Data under study:
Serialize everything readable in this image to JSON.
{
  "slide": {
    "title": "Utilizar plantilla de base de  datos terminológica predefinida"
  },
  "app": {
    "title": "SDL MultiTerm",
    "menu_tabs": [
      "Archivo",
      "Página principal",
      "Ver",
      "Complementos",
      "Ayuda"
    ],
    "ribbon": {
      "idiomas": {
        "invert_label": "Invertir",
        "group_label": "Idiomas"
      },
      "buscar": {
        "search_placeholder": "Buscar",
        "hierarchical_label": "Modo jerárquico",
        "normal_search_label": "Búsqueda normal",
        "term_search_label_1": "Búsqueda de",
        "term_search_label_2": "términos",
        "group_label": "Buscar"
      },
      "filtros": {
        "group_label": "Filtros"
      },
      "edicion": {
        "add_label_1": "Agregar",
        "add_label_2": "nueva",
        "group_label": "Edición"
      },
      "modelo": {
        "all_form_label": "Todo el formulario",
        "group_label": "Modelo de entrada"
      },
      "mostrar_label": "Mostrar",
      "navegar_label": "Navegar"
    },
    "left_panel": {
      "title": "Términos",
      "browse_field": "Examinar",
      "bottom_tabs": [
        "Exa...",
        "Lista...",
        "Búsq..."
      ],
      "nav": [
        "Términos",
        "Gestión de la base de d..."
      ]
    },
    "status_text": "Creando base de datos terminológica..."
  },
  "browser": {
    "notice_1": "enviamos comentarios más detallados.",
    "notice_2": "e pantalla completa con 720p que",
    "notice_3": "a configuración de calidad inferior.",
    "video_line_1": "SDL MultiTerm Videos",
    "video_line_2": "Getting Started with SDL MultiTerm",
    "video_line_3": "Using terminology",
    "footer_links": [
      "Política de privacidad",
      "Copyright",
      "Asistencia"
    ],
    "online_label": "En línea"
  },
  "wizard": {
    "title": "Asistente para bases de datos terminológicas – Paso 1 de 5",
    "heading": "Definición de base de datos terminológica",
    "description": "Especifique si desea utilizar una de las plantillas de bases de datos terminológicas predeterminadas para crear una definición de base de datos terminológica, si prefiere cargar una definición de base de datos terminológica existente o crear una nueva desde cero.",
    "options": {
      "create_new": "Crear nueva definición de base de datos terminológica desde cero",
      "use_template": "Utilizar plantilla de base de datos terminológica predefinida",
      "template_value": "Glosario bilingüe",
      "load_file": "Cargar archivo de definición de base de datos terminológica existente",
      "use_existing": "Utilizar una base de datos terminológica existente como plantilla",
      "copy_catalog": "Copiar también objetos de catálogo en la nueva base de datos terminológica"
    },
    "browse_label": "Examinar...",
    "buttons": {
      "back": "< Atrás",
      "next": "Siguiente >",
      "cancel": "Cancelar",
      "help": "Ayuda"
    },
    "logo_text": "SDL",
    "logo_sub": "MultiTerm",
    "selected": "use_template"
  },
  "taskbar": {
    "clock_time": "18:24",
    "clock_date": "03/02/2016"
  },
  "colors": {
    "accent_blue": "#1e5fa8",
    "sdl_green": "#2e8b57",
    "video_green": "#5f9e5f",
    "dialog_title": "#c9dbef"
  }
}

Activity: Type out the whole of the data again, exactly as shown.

Solution to this problem:
Serialize everything readable in this image to JSON.
{
  "slide": {
    "title": "Utilizar plantilla de base de  datos terminológica predefinida"
  },
  "app": {
    "title": "SDL MultiTerm",
    "menu_tabs": [
      "Archivo",
      "Página principal",
      "Ver",
      "Complementos",
      "Ayuda"
    ],
    "ribbon": {
      "idiomas": {
        "invert_label": "Invertir",
        "group_label": "Idiomas"
      },
      "buscar": {
        "search_placeholder": "Buscar",
        "hierarchical_label": "Modo jerárquico",
        "normal_search_label": "Búsqueda normal",
        "term_search_label_1": "Búsqueda de",
        "term_search_label_2": "términos",
        "group_label": "Buscar"
      },
      "filtros": {
        "group_label": "Filtros"
      },
      "edicion": {
        "add_label_1": "Agregar",
        "add_label_2": "nueva",
        "group_label": "Edición"
      },
      "modelo": {
        "all_form_label": "Todo el formulario",
        "group_label": "Modelo de entrada"
      },
      "mostrar_label": "Mostrar",
      "navegar_label": "Navegar"
    },
    "left_panel": {
      "title": "Términos",
      "browse_field": "Examinar",
      "bottom_tabs": [
        "Exa...",
        "Lista...",
        "Búsq..."
      ],
      "nav": [
        "Términos",
        "Gestión de la base de d..."
      ]
    },
    "status_text": "Creando base de datos terminológica..."
  },
  "browser": {
    "notice_1": "enviamos comentarios más detallados.",
    "notice_2": "e pantalla completa con 720p que",
    "notice_3": "a configuración de calidad inferior.",
    "video_line_1": "SDL MultiTerm Videos",
    "video_line_2": "Getting Started with SDL MultiTerm",
    "video_line_3": "Using terminology",
    "footer_links": [
      "Política de privacidad",
      "Copyright",
      "Asistencia"
    ],
    "online_label": "En línea"
  },
  "wizard": {
    "title": "Asistente para bases de datos terminológicas – Paso 1 de 5",
    "heading": "Definición de base de datos terminológica",
    "description": "Especifique si desea utilizar una de las plantillas de bases de datos terminológicas predeterminadas para crear una definición de base de datos terminológica, si prefiere cargar una definición de base de datos terminológica existente o crear una nueva desde cero.",
    "options": {
      "create_new": "Crear nueva definición de base de datos terminológica desde cero",
      "use_template": "Utilizar plantilla de base de datos terminológica predefinida",
      "template_value": "Glosario bilingüe",
      "load_file": "Cargar archivo de definición de base de datos terminológica existente",
      "use_existing": "Utilizar una base de datos terminológica existente como plantilla",
      "copy_catalog": "Copiar también objetos de catálogo en la nueva base de datos terminológica"
    },
    "browse_label": "Examinar...",
    "buttons": {
      "back": "< Atrás",
      "next": "Siguiente >",
      "cancel": "Cancelar",
      "help": "Ayuda"
    },
    "logo_text": "SDL",
    "logo_sub": "MultiTerm",
    "selected": "use_template"
  },
  "taskbar": {
    "clock_time": "18:24",
    "clock_date": "03/02/2016"
  },
  "colors": {
    "accent_blue": "#1e5fa8",
    "sdl_green": "#2e8b57",
    "video_green": "#5f9e5f",
    "dialog_title": "#c9dbef"
  }
}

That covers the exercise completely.